The Style of Arts and Crafts
The Shang produced heavy, large, and geometrically complex bronze objects in characteristic styles that the Zhou clan who were subjects of the Shang Dynasty in the very beginning, continued after conquering the empire. Their bronze work style was found to be totally dissimilar from the bronzes of the concurrent Sanxingdui civilization in Sichuan. This indicates that the ancient people of the Zhou and Shang dynasties maintained a different artistic culture and refused to adopt the Sanxingdui style.
A Liking for Jade
Contrary to other cultures that prized bronze over other metals, the Shang people, as well as people of the Zhou era, preferred objects made of jade. Archeologists digging the ancient ruins of Chinese sites have discovered a huge quantity of jade ornaments, artwork, and other objects that had been designed for ritual ceremonies and decorations. The people of the Shang dynasty even used jade to make body armor. Later, this jade was used to encase the bodies of royal emperors that are preserved to this day.
The Tea Drink
One of the beverages that the people of the Shang dynasty were particularly fond of was tea. This became evident when archeologists discovered tea in the 2nd century Han emperor’s tomb. However, ancient records say that tea was considered a medicinal drink during the Zhou era. Moreover, it was thought that tea was first cultivated in Yunnan during the Shang period. Thereafter, the tradition of drinking tea spread to other Zhou era states and neighboring countries.
One other thing that has its roots in the ancient Chinese culture is silk. Chinese people have been credited with the invention of silk fabric. In fact, the earliest records of the invention of silk date back to 37 Century BC in Henan. Eventually, the manufacturing of silk cloth was quite advanced during the Shang era. This is the reason why silk weaving is still prevalent in modern-day China and mainland Chinese produce more than half of the world’s silk.
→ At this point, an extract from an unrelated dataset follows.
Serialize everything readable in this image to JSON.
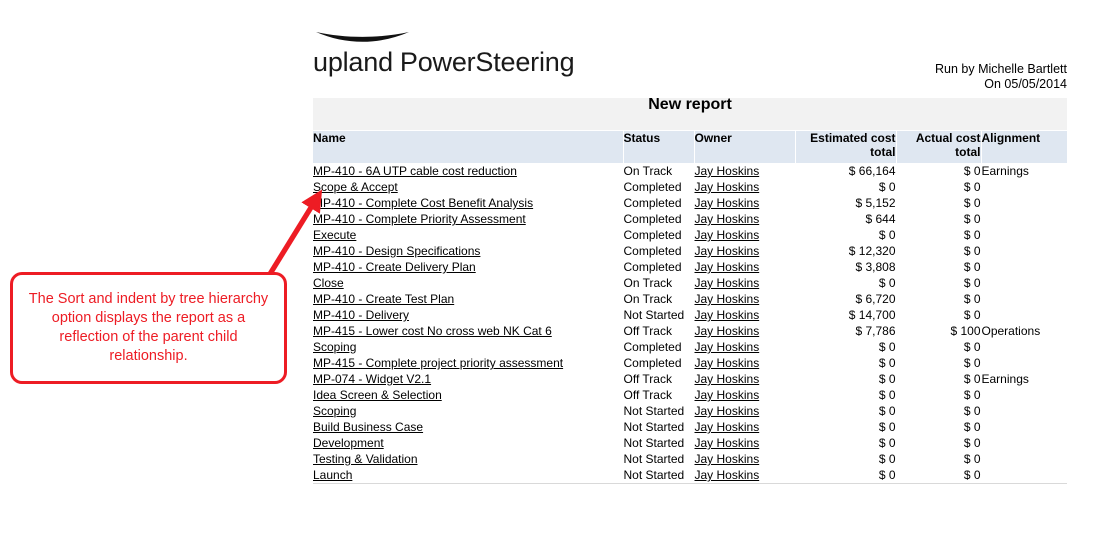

Ancient religion and Daoism
The people of the Shang dynasty worshipped their own ancestors in addition to famous persons who had passed away. They believed that the dead souls could harm, as well as heal, people and this belief in ancestral worship are still present to this day.
The Last Word
The traits of the ancient Chinese culture explained above are just a tiny glimpse into the vast world of Chinese history. The modern-day Chinese culture still holds some features of the ancient past, fragments of which can still be observed during Chinese festivals such as Chinese New Year when people take a great part in attending to clan burial places and temples as well as engaging in rituals and customs of the past. Nevertheless, tourists and travelers visiting China are sure to get enticed by the features of the ancient past that can still be seen in Chinese art, architecture, and museums.